Samantha: “I was really surprised with the ease of the transition from Ruby to Elixir. Ruby was the first backend language I learned and so changing to Elixir was quite daunting. However, the syntactic similarities make it a great language to learn after Ruby. Getting to grips with pattern matching and the importance of arity is a big step in the journey. One of our seniors once told me if you are ever thinking about using a conditional statement, it probably means you can use pattern matching instead. From a functional point of view, thinking of data as being immutable is something that has happened gradually for me and something that has sunk in after writing code and seeing it in practice.
“Expert360 has been really great with the transition, as most of our devs didn’t know Elixir prior to working here there’s a culture of learning and sharing knowledge. Everyone understands that online resources for Elixir are more limited than other languages, so we have to lean on and learn from each other. We also have a couple of developers who have been in the Elixir community for years and they have been great at showing us best practices and improving our codebase for the future.”
What would you say to any engineers who don’t know about Elixir? Do you have any resources they should check out?
Orion: “I would say its a language that’s a pleasure to work in, with powerful features backed by the OTP - Erlang. You might not need all that firepower, but it’s good to know it’s there - for free when needed. The tooling is excellent and guides you towards language/community best practices as well programming best practices like test driven development (TDD), which is much easier in Elixir unlike Ruby.”
Samvit: “I would say it's great to get into if you have some prior programming experience, as it's easy to learn and a pleasure to work with. It's got a competitive advantage over other languages because of concurrency, performance, scalability, fault-tolerance and by being a language that's very developer friendly. I found Elixir School to be helpful, exercisms helped to develop programming skills, and the talks at the Elixir Meetup, which Expert360 hosts, were engaging.”
Samantha: “If you come from a Ruby background, and you’re interested in learning a functional language, then Elixir is a really great option. The syntactic similarities mean you’re given a little boost when starting out. Aside from that however, it’s great to know that you are working with a language that is built to scale when necessary. There are plenty of resources online to get you started - from online video tutorials, to talks from the yearly Elixir conferences, exercism exercises etc."
What is the Elixir community like in Sydney?
Orion: “Expert360 as a company is a great group to work for. I’m working remote from Fiji so I’m yet to meet other members of the Sydney Elixir community, but hope to soon.”
Samvit: “It's a niche group but growing rapidly.
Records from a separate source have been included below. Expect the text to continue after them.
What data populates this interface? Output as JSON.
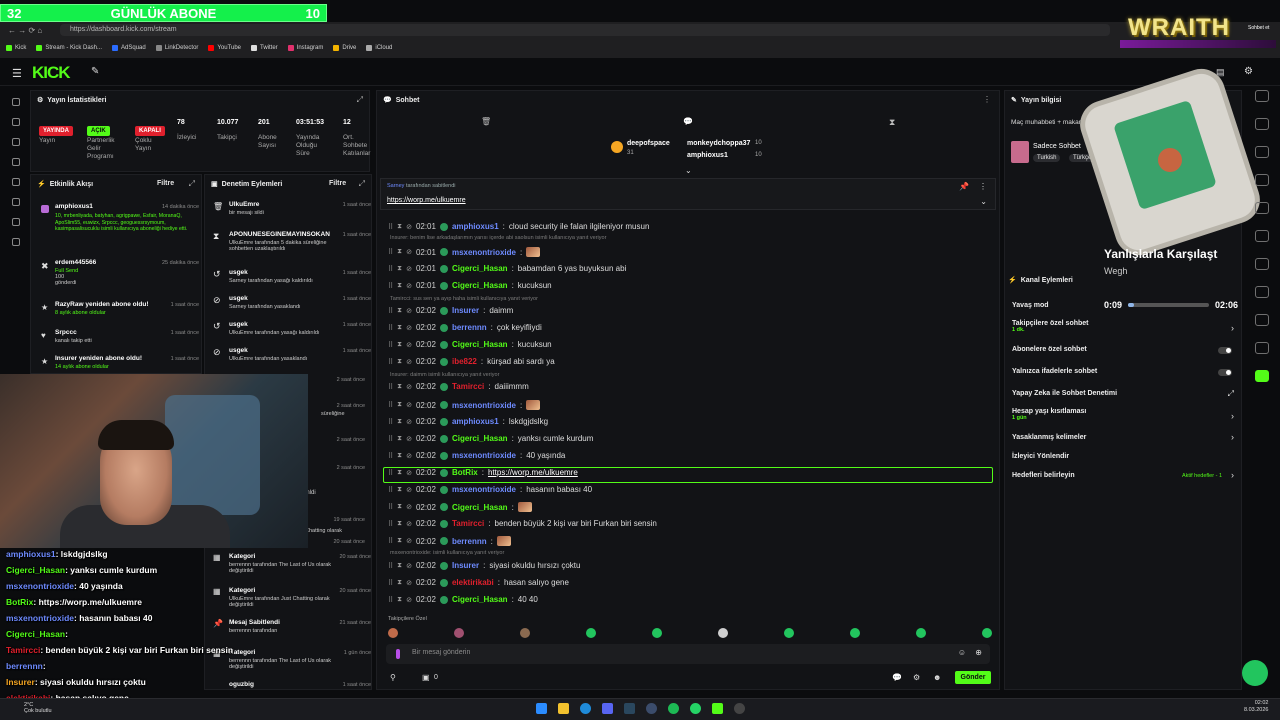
{
  "stream_overlay": {
    "left_number": "32",
    "label": "GÜNLÜK ABONE",
    "right_number": "10"
  },
  "browser": {
    "url": "https://dashboard.kick.com/stream",
    "bookmarks": [
      "Kick",
      "Stream - Kick Dash...",
      "AdSquad",
      "LinkDetector",
      "YouTube",
      "Twitter",
      "Instagram",
      "Drive",
      "iCloud"
    ]
  },
  "wraith": {
    "text": "WRAITH",
    "corner": "Sohbet et"
  },
  "kick": {
    "logo": "KICK"
  },
  "stats": {
    "title": "Yayın İstatistikleri",
    "status_live": "YAYINDA",
    "status_live_lbl": "Yayın",
    "partner": "AÇIK",
    "partner_lbl": "Partnerlik Gelir Programı",
    "multi": "KAPALI",
    "multi_lbl": "Çoklu Yayın",
    "viewers": "78",
    "viewers_lbl": "İzleyici",
    "followers": "10.077",
    "followers_lbl": "Takipçi",
    "subs": "201",
    "subs_lbl": "Abone Sayısı",
    "uptime": "03:51:53",
    "uptime_lbl": "Yayında Olduğu Süre",
    "banned": "12",
    "banned_lbl": "Ort. Sohbete Katılanlar"
  },
  "activity": {
    "title": "Etkinlik Akışı",
    "filter": "Filtre",
    "items": [
      {
        "user": "amphioxus1",
        "time": "14 dakika önce",
        "text": "10, mrbenliyada, batyhan, agrigpawe, Esfair, MoranaQ, ApoSlim55, euwizx, Srpccc, geoguessrsymoum, kasimpasalisucuklu isimli kullanıcıya aboneliği hediye etti."
      },
      {
        "user": "erdem445566",
        "time": "25 dakika önce",
        "text": "Full Send",
        "extra": "100",
        "extra2": "gönderdi"
      },
      {
        "user": "RazyRaw yeniden abone oldu!",
        "time": "1 saat önce",
        "text": "8 aylık abone oldular"
      },
      {
        "user": "Srpccc",
        "time": "1 saat önce",
        "text": "kanalı takip etti"
      },
      {
        "user": "Insurer yeniden abone oldu!",
        "time": "1 saat önce",
        "text": "14 aylık abone oldular"
      }
    ]
  },
  "mod": {
    "title": "Denetim Eylemleri",
    "filter": "Filtre",
    "items": [
      {
        "user": "UlkuEmre",
        "time": "1 saat önce",
        "text": "bir mesajı sildi"
      },
      {
        "user": "APONUNESEGINEMAYINSOKAN",
        "time": "1 saat önce",
        "text": "UlkuEmre tarafından 5 dakika süreliğine sohbetten uzaklaştırıldı"
      },
      {
        "user": "usgek",
        "time": "1 saat önce",
        "text": "Sarney tarafından yasağı kaldırıldı"
      },
      {
        "user": "usgek",
        "time": "1 saat önce",
        "text": "Sarney tarafından yasaklandı"
      },
      {
        "user": "usgek",
        "time": "1 saat önce",
        "text": "UlkuEmre tarafından yasağı kaldırıldı"
      },
      {
        "user": "usgek",
        "time": "1 saat önce",
        "text": "UlkuEmre tarafından yasaklandı"
      },
      {
        "user": "Kategori",
        "time": "20 saat önce",
        "text": "berrennn tarafından The Last of Us olarak değiştirildi"
      },
      {
        "user": "Kategori",
        "time": "20 saat önce",
        "text": "UlkuEmre tarafından Just Chatting olarak değiştirildi"
      },
      {
        "user": "Mesaj Sabitlendi",
        "time": "21 saat önce",
        "text": "berrennn tarafından"
      },
      {
        "user": "Kategori",
        "time": "1 gün önce",
        "text": "berrennn tarafından The Last of Us olarak değiştirildi"
      },
      {
        "user": "oguzbig",
        "time": "1 saat önce",
        "text": ""
      }
    ],
    "partial_times": [
      "2 saat önce",
      "2 saat önce",
      "2 saat önce",
      "2 saat önce",
      "19 saat önce",
      "20 saat önce"
    ],
    "partial_texts": [
      "süreliğine",
      "inldi",
      "Chatting olarak"
    ]
  },
  "chat": {
    "title": "Sohbet",
    "top_users": [
      {
        "user": "deepofspace",
        "count": "31"
      },
      {
        "user": "monkeydchoppa37",
        "count": "10"
      },
      {
        "user": "amphioxus1",
        "count": "10"
      }
    ],
    "pinned": {
      "by": "Sarney",
      "label": "tarafından sabitlendi",
      "link": "https://worp.me/ulkuemre"
    },
    "messages": [
      {
        "time": "02:01",
        "user": "amphioxus1",
        "color": "#6e8bff",
        "text": "cloud security ile falan ilgileniyor musun"
      },
      {
        "reply": "Insurer: benim lise arkadaşlarımın yarısı içerde abi saolsun isimli kullanıcıya yanıt veriyor"
      },
      {
        "time": "02:01",
        "user": "msxenontrioxide",
        "color": "#6e8bff",
        "text": ""
      },
      {
        "time": "02:01",
        "user": "Cigerci_Hasan",
        "color": "#53fc18",
        "text": "babamdan 6 yas buyuksun abi"
      },
      {
        "time": "02:01",
        "user": "Cigerci_Hasan",
        "color": "#53fc18",
        "text": "kucuksun"
      },
      {
        "reply": "Tamircci: sus sen ya ayıp haha isimli kullanıcıya yanıt veriyor"
      },
      {
        "time": "02:02",
        "user": "Insurer",
        "color": "#6e8bff",
        "text": "daimm"
      },
      {
        "time": "02:02",
        "user": "berrennn",
        "color": "#6e8bff",
        "text": "çok keyifliydi"
      },
      {
        "time": "02:02",
        "user": "Cigerci_Hasan",
        "color": "#53fc18",
        "text": "kucuksun"
      },
      {
        "time": "02:02",
        "user": "ibe822",
        "color": "#e0202d",
        "text": "kürşad abi sardı ya"
      },
      {
        "reply": "Insurer: daimm isimli kullanıcıya yanıt veriyor"
      },
      {
        "time": "02:02",
        "user": "Tamircci",
        "color": "#e0202d",
        "text": "daiiimmm"
      },
      {
        "time": "02:02",
        "user": "msxenontrioxide",
        "color": "#6e8bff",
        "text": ""
      },
      {
        "time": "02:02",
        "user": "amphioxus1",
        "color": "#6e8bff",
        "text": "lskdgjdslkg"
      },
      {
        "time": "02:02",
        "user": "Cigerci_Hasan",
        "color": "#53fc18",
        "text": "yanksı cumle kurdum"
      },
      {
        "time": "02:02",
        "user": "msxenontrioxide",
        "color": "#6e8bff",
        "text": "40 yaşında"
      },
      {
        "time": "02:02",
        "user": "BotRix",
        "color": "#53fc18",
        "text": "https://worp.me/ulkuemre"
      },
      {
        "time": "02:02",
        "user": "msxenontrioxide",
        "color": "#6e8bff",
        "text": "hasanın babası 40"
      },
      {
        "time": "02:02",
        "user": "Cigerci_Hasan",
        "color": "#53fc18",
        "text": ""
      },
      {
        "time": "02:02",
        "user": "Tamircci",
        "color": "#e0202d",
        "text": "benden büyük 2 kişi var biri Furkan biri sensin"
      },
      {
        "time": "02:02",
        "user": "berrennn",
        "color": "#6e8bff",
        "text": ""
      },
      {
        "reply": "msxenontrioxide: isimli kullanıcıya yanıt veriyor"
      },
      {
        "time": "02:02",
        "user": "Insurer",
        "color": "#6e8bff",
        "text": "siyasi okuldu hırsızı çoktu"
      },
      {
        "time": "02:02",
        "user": "elektirikabi",
        "color": "#e0202d",
        "text": "hasan salıyo gene"
      },
      {
        "time": "02:02",
        "user": "Cigerci_Hasan",
        "color": "#53fc18",
        "text": "40 40"
      }
    ],
    "emote_label": "Takipçilere Özel",
    "input_placeholder": "Bir mesaj gönderin",
    "count": "0",
    "send": "Gönder"
  },
  "info": {
    "title": "Yayın bilgisi",
    "stream_title": "Maç muhabbeti + makarasy #ad",
    "category": "Sadece Sohbet",
    "tag1": "Turkish",
    "tag2": "Türkçe"
  },
  "player": {
    "title": "Yanlışlarla Karşılaşt",
    "artist": "Wegh",
    "elapsed": "0:09",
    "total": "02:06",
    "progress": 0.07
  },
  "channel_actions": {
    "title": "Kanal Eylemleri",
    "items": [
      {
        "label": "Yavaş mod",
        "sub": ""
      },
      {
        "label": "Takipçilere özel sohbet",
        "sub": "1 dk."
      },
      {
        "label": "Abonelere özel sohbet",
        "sub": ""
      },
      {
        "label": "Yalnızca ifadelerle sohbet",
        "sub": ""
      },
      {
        "label": "Yapay Zeka ile Sohbet Denetimi",
        "sub": ""
      },
      {
        "label": "Hesap yaşı kısıtlaması",
        "sub": "1 gün"
      },
      {
        "label": "Yasaklanmış kelimeler",
        "sub": ""
      },
      {
        "label": "İzleyici Yönlendir",
        "sub": ""
      },
      {
        "label": "Hedefleri belirleyin",
        "sub": "",
        "extra": "Aktif hedefler - 1"
      }
    ]
  },
  "overlay_chat": [
    {
      "user": "amphioxus1",
      "color": "#6e8bff",
      "text": ": lskdgjdslkg"
    },
    {
      "user": "Cigerci_Hasan",
      "color": "#53fc18",
      "text": ": yanksı cumle kurdum"
    },
    {
      "user": "msxenontrioxide",
      "color": "#6e8bff",
      "text": ": 40 yaşında"
    },
    {
      "user": "BotRix",
      "color": "#53fc18",
      "text": ": https://worp.me/ulkuemre"
    },
    {
      "user": "msxenontrioxide",
      "color": "#6e8bff",
      "text": ": hasanın babası 40"
    },
    {
      "user": "Cigerci_Hasan",
      "color": "#53fc18",
      "text": ":"
    },
    {
      "user": "Tamircci",
      "color": "#e0202d",
      "text": ": benden büyük 2 kişi var biri Furkan biri sensin"
    },
    {
      "user": "berrennn",
      "color": "#6e8bff",
      "text": ":"
    },
    {
      "user": "Insurer",
      "color": "#f5a623",
      "text": ": siyasi okuldu hırsızı çoktu"
    },
    {
      "user": "elektirikabi",
      "color": "#e0202d",
      "text": ": hasan salıyo gene"
    }
  ],
  "taskbar": {
    "time": "02:02",
    "date": "8.03.2026",
    "temp": "2°C",
    "weather": "Çok bulutlu"
  }
}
The talks at the Elixir Meetup are always informative, and the community itself is very welcoming of new Elixir developers.”
Samantha: “The Elixir community is small, but a group who are really passionate about Elixir and want to spread their knowledge. Expert360 hosts the Elixir Meetup each month, which has a solid group of regulars and welcomes newcomers too. I hear of more companies each day moving to Elixir, which is exciting for the future.”
You can read more about engineering at Expert360 in our Insights blog: